The dissonance between October and Christmas was designed to reflect the inappropriateness of violence within a healthy relationship. The event was centered around the phrase “What’s more out of place than Christmas in October? Violence in a healthy relationship.” The display addressed all interpersonal relationships, not only romantic relationships.

The Christmas trees were decked with informational ornaments, or “informaments,” for visitors to take with them. Ornaments outlined resources for reporting and confidentiality as well as descriptions of ten main signs of an unhealthy relationship sourced from One Love Foundation, an organization working to educate and empower young people to end relationship violence.

It’s On Us president and San Antonio senior Paige Hardy said she has had friends go through struggles in relationships that she was not able to identify until she researched.

“The first thing people think of when they hear ‘domestic violence’ is physical violence, but there are many many couples that are in Christian relationships, and physically there may be no signs, but emotionally it is the unhealthiest thing,” Hardy said.

Hardy said she hopes the display helps the Baylor community learn the signs of a healthy and unhealthy relationships and feel less alone in their experiences knowing the resources available on and off campus. Resources in Waco include the Family Abuse Center and Advocacy Center. Confidential on-campus resources are the Counseling Center, Health Services and University Chaplain Burt Burleson. Reporting can go through Baylor’s Title IX Office or Police Department.

It’s On Us members staffed a table at the display, handing out ornaments during passing periods and answering questions. Hardy said she spoke with tour groups, saw students share pictures with the trees on social media and supplied professors with Title IX handouts.
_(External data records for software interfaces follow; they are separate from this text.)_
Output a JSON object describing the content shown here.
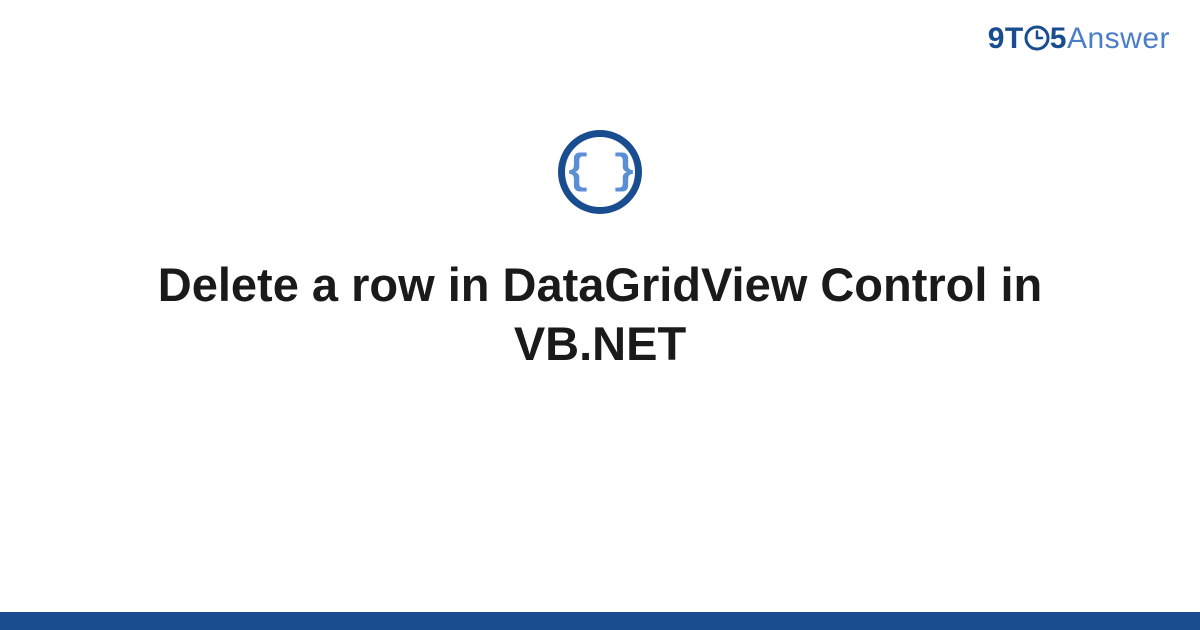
{
  "logo": {
    "part1": "9T",
    "part2": "5",
    "part3": "Answer"
  },
  "icon": {
    "braces": "{ }",
    "name": "code-braces-icon"
  },
  "title": "Delete a row in DataGridView Control in VB.NET",
  "colors": {
    "dark_blue": "#1a4d8f",
    "light_blue": "#5a8fd4",
    "text": "#1a1a1a"
  }
}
Hardy said the event has shown her how much public support for and education on healthy relationships can be a “comfort” for people.

“We’re glad that we’re able to reach a lot of different groups that we wouldn’t normally be able to,” Hardy said. “Even if we only affect one person positively, that’s enough for me.”
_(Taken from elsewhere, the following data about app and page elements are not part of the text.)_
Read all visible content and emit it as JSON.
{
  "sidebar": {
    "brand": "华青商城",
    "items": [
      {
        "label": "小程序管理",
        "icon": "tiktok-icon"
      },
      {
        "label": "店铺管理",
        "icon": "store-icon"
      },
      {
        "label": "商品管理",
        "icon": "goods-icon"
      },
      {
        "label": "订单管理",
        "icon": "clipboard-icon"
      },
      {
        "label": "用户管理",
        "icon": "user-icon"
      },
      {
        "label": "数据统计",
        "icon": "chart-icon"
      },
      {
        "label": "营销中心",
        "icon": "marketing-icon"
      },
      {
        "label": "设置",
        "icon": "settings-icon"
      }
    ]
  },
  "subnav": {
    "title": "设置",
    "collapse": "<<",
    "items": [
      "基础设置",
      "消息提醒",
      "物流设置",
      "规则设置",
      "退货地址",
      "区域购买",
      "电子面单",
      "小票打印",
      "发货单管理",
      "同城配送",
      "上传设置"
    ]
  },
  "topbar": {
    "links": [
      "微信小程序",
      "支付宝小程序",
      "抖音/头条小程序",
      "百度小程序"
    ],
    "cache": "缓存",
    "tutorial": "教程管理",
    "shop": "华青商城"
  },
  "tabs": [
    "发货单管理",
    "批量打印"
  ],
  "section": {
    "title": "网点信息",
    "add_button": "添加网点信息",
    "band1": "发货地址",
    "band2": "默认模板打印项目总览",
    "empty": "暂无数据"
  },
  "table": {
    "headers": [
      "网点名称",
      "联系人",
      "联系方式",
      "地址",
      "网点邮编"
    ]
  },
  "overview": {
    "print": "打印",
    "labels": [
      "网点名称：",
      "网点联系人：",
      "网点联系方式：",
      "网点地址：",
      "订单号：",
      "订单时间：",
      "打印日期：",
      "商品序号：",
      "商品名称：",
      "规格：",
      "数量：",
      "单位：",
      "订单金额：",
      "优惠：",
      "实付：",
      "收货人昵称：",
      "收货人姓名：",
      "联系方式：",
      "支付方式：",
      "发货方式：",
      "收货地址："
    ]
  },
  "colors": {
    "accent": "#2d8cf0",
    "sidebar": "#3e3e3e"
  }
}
Springfield, Mo., sophomore Katie Groves said she saw the display on her way to work from class, picked up an ornament and pondered its content during her shift.
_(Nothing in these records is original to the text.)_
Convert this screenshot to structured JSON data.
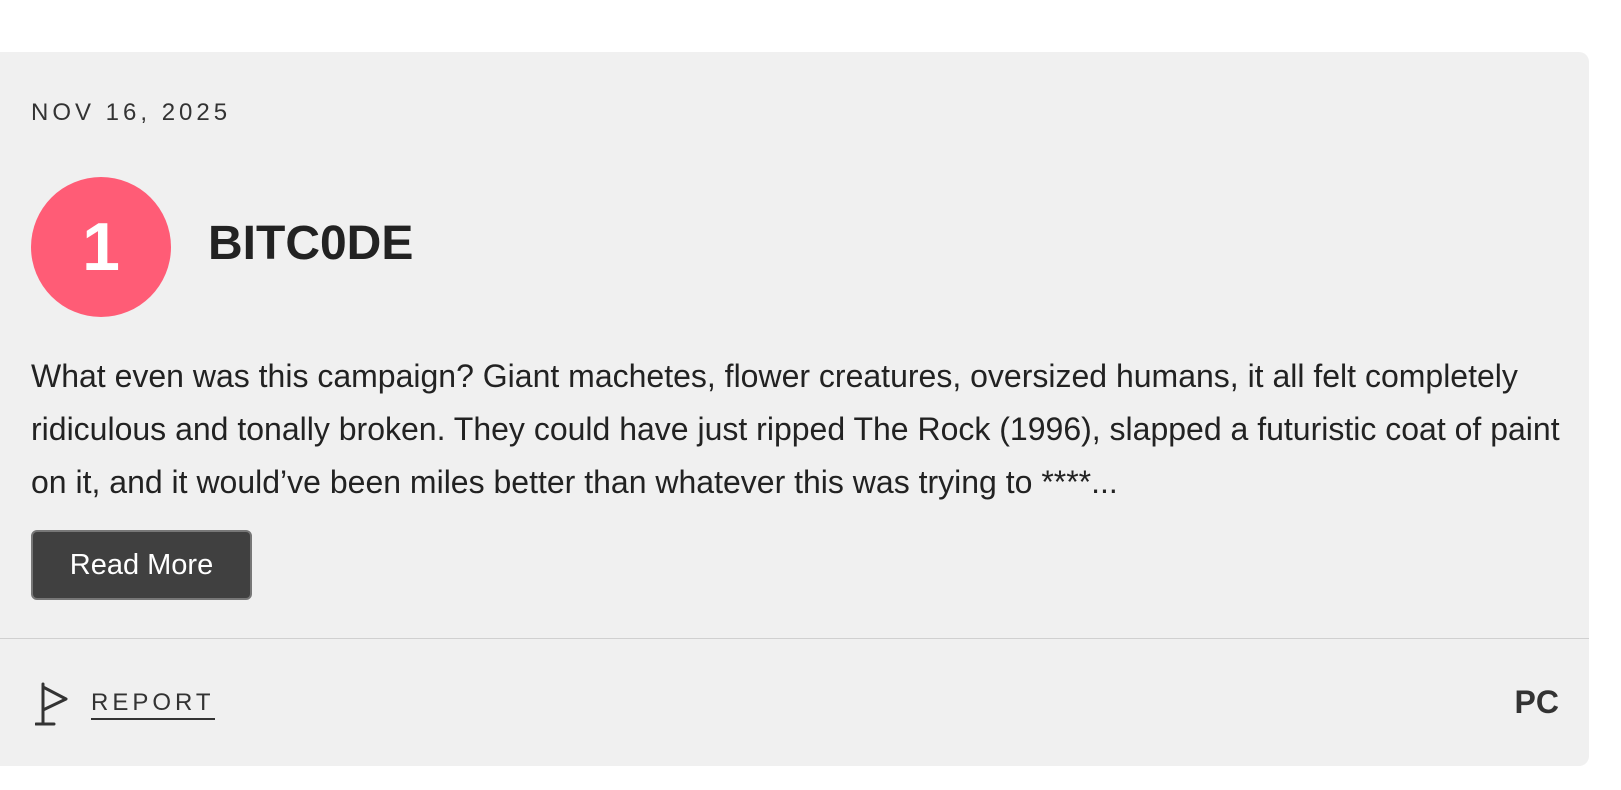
{
  "review": {
    "date": "NOV 16, 2025",
    "score": "1",
    "username": "BITC0DE",
    "body": "What even was this campaign? Giant machetes, flower creatures, oversized humans, it all felt completely ridiculous and tonally broken. They could have just ripped The Rock (1996), slapped a futuristic coat of paint on it, and it would’ve been miles better than whatever this was trying to ****...",
    "read_more_label": "Read More",
    "report_label": "REPORT",
    "platform": "PC",
    "score_color": "#ff5c76",
    "icons": {
      "report": "flag-icon"
    }
  }
}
Groves said the event helped her reflect on her romantic relationship that ended six months ago. She said the ornaments highlighted the “red flags” she was unable to see at the time.

“It was proving to myself that I was right in feeling that that relationship was unhealthy,” Groves said. “It helps because now I can go into relationships knowing that if I see that behavior again to take it as a red flag and not try to justify it or make an excuse for that person.”

Sofie Hernandez, Houston junior and It’s On Us event coordinator, said unhealthy relationships are “such a difficult topic to approach,” because most people “don’t realize the things they’re going through until it’s all said and done.”

Hernandez said the signs of abuse are meant to act as a “two-way street,” causing reflection on both what has happened to them as well as what they may be doing to others without realizing it.

“I’m hoping that people will be able to identify these behaviors in themselves and in other people, then hopefully do something about it,” Hernandez said.

Hernandez said the Christmas in October display was designed to be “eye-catching” and “almost startling” to attract people to “something they may not be ready to be taught.”

“If you have something where people are confused and it feels a bit out of place, they might come up and read one of the tags and that might impact them enough,” Hardy said.

Hardy said It’s On Us has learned that people are less likely to attend a seminar or meeting, so a display was the ideal approach for disseminating information.

Hardy said she began conceptualizing the idea for the event during the summer when she was thinking about how out of place certain aspects of a relationship are. After having a conversation with One Love Foundation, she began brainstorming ways to symbolize the message in the form of an event. In the fall, It’s On Us began coordinating resources for the event. For a few weeks leading up to the display, members made ornaments, Hardy gathered Christmas trees and Hernandez designed the informational cards.

Groves said she will stop by nearly any philanthropic or educational booth on campus. She said the It’s On Us’ display was “more effective” and “more interactive” than others she has seen. According to Groves, it was “a more light way to address a heavy topic.”